    Andy, binary may work too. 🙂

  6. Chad,

    I think your point about driving is a poor choice of examples. If I am deaf yet am still capable of mastering the rules and skills necessary, the government will indeed grant me the privilege to drive even though I am [most likely] unable to understand or speak verbal English.

    Driving an automobile should be concerned only with the skills required to pilot a motor vehicle and have nothing to do with language. There is a reason the various road signs are designed in such a way that literacy is not a requirement. Because honestly there is no reason that literacy should be a requirement.

    Perhaps there is another example that better illustrates your point, but I haven’t thought of one.

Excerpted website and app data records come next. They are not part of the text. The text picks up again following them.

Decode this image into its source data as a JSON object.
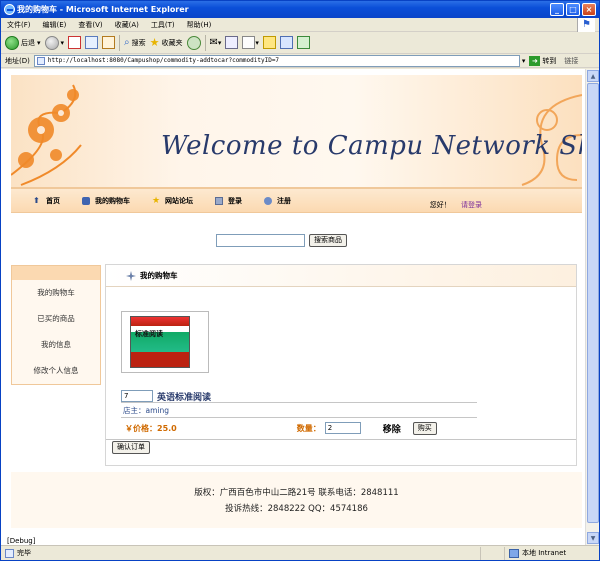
{
  "window": {
    "title": "我的购物车 - Microsoft Internet Explorer",
    "min_btn": "_",
    "max_btn": "□",
    "close_btn": "×"
  },
  "menubar": {
    "items": [
      "文件(F)",
      "编辑(E)",
      "查看(V)",
      "收藏(A)",
      "工具(T)",
      "帮助(H)"
    ]
  },
  "toolbar": {
    "back_label": "后退",
    "search_label": "搜索",
    "favorites_label": "收藏夹"
  },
  "addressbar": {
    "label": "地址(D)",
    "url": "http://localhost:8080/Campushop/commodity-addtocar?commodityID=7",
    "go_label": "转到",
    "links_label": "链接"
  },
  "banner": {
    "title": "Welcome to Campu Network Shops"
  },
  "nav": {
    "items": [
      "首页",
      "我的购物车",
      "网站论坛",
      "登录",
      "注册"
    ],
    "greeting": "您好！",
    "login_prompt": "请登录"
  },
  "search": {
    "button_label": "搜索商品",
    "value": ""
  },
  "leftnav": {
    "items": [
      "我的购物车",
      "已买的商品",
      "我的信息",
      "修改个人信息"
    ]
  },
  "cart": {
    "heading": "我的购物车",
    "book_title": "标准阅读",
    "item": {
      "id_value": "7",
      "name": "英语标准阅读",
      "owner": "店主：aming",
      "price_label": "￥价格：",
      "price": "25.0",
      "qty_label": "数量：",
      "qty_value": "2",
      "remove_label": "移除",
      "buy_label": "购买"
    },
    "confirm_label": "确认订单"
  },
  "footer": {
    "line1": "版权：广西百色市中山二路21号  联系电话：2848111",
    "line2": "投诉热线：2848222  QQ：4574186"
  },
  "debug": "[Debug]",
  "statusbar": {
    "status": "完毕",
    "zone": "本地 Intranet"
  },
  "colors": {
    "accent": "#d06a00",
    "brand": "#283a6b",
    "link": "#7a2a9a",
    "xp_blue": "#0b4fd8"
  }
}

    I think for the most important rights and privileges, unless language and communication is a fundamental and critical element of that right then maintaining a single “official language” is extraneous.

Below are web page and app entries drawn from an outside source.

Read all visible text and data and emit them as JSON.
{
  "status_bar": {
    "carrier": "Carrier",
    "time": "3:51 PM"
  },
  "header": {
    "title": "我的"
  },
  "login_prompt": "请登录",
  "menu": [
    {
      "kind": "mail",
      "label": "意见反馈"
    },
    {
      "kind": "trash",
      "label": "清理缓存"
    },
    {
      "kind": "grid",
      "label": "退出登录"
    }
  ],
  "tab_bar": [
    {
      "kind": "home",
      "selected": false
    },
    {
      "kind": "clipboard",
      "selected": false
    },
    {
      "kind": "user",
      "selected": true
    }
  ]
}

  7. Harry, you make a couple of good points.

    First, I wasn’t speaking (intentionally) of territories. Obviously there is more sense to printing Spanish materials in, say, Puerto Rico, than, for instance, Kansas. A territory has slightly different applications, and not living in one, I can’t speak directly to those applications.

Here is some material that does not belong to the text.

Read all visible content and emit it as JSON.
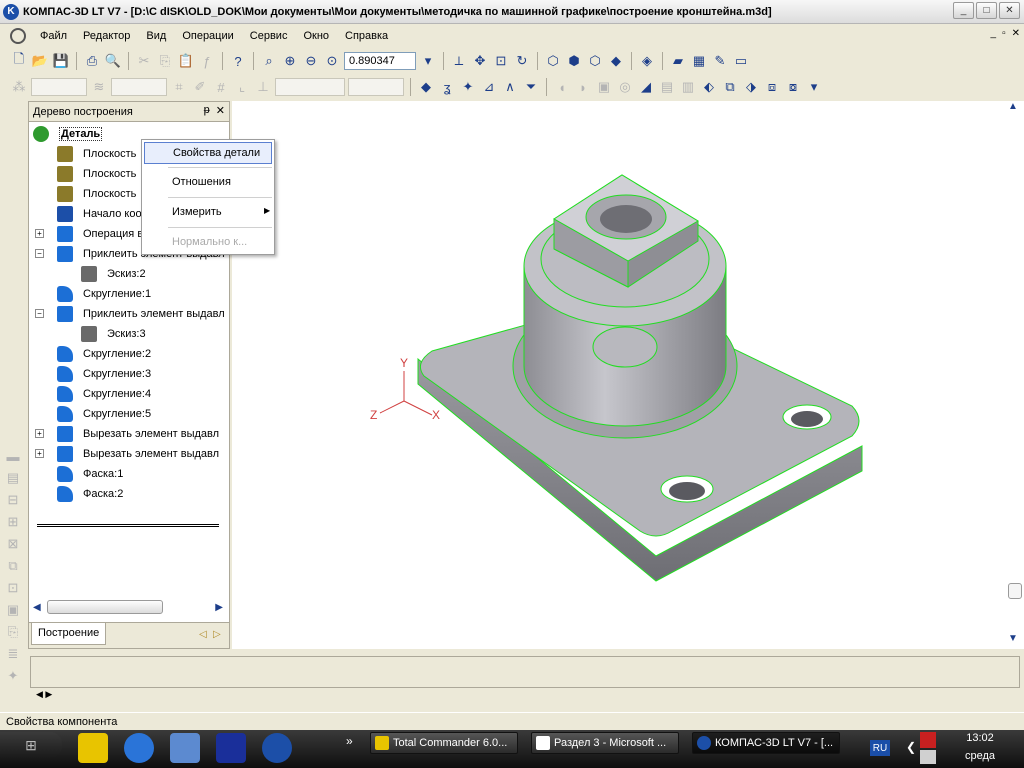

    Second, I agree with your point on learning a second language, and I understand that Americans probably should make more of an effort to learn other languages. However, that’s not really the point.

    For example, if someone wants to drive in the US, they should have to speak English. Even though some states – including NC – make drivers tests available in other languages. If they can’t, then perhaps they simply shouldn’t be able to drive.

    To turn it around, if I decide to live in another country, then I would expect that I should learn the dominant language there, not that they should cater to the fact that I know only English.

    I understand that not everyone can do so. Perhaps then they either shouldn’t come or should come with someone who can help them survive in such a world (family, perhaps) and remove the burden from other people.

  8. You ask why the United States should print materials in other languages?

    First of all the United States has territories like Puerto Rico where the primary language is Spanish. While government workers in PR speak English, just about everybody else speaks Spanish.

    Second the United States has granted refugee status to millions of people from around the world, many of them being Cubans. Refugees don’t have to meet language requirements of other legal immigrants.

    Special provisions for Cuban refugees allows them to become citizens in two years, three years less than regular immigrants and they don’t have to know much English.

    Language experts say if you don’t learn a second language by the time you’re 25, it’s not likely you’ll be able to learn enough of an language to understand a ballot, tax form or other government document, and it’s unrealistic, in most circumstances, to expect people over than 40 or 50 to learn English.

    Switzerland, Belgium and Canada have no problem with two or three official languages, so why should it be a problem to accommodate a small percentage of the population that doesn’t speak the dominant language.

    Also should Americans make more of an effort to learn other languages? Europeans speak two or three languages while most Americans only can speak and write English.

Leave a Reply

Your email address will not be published. Required fields are marked *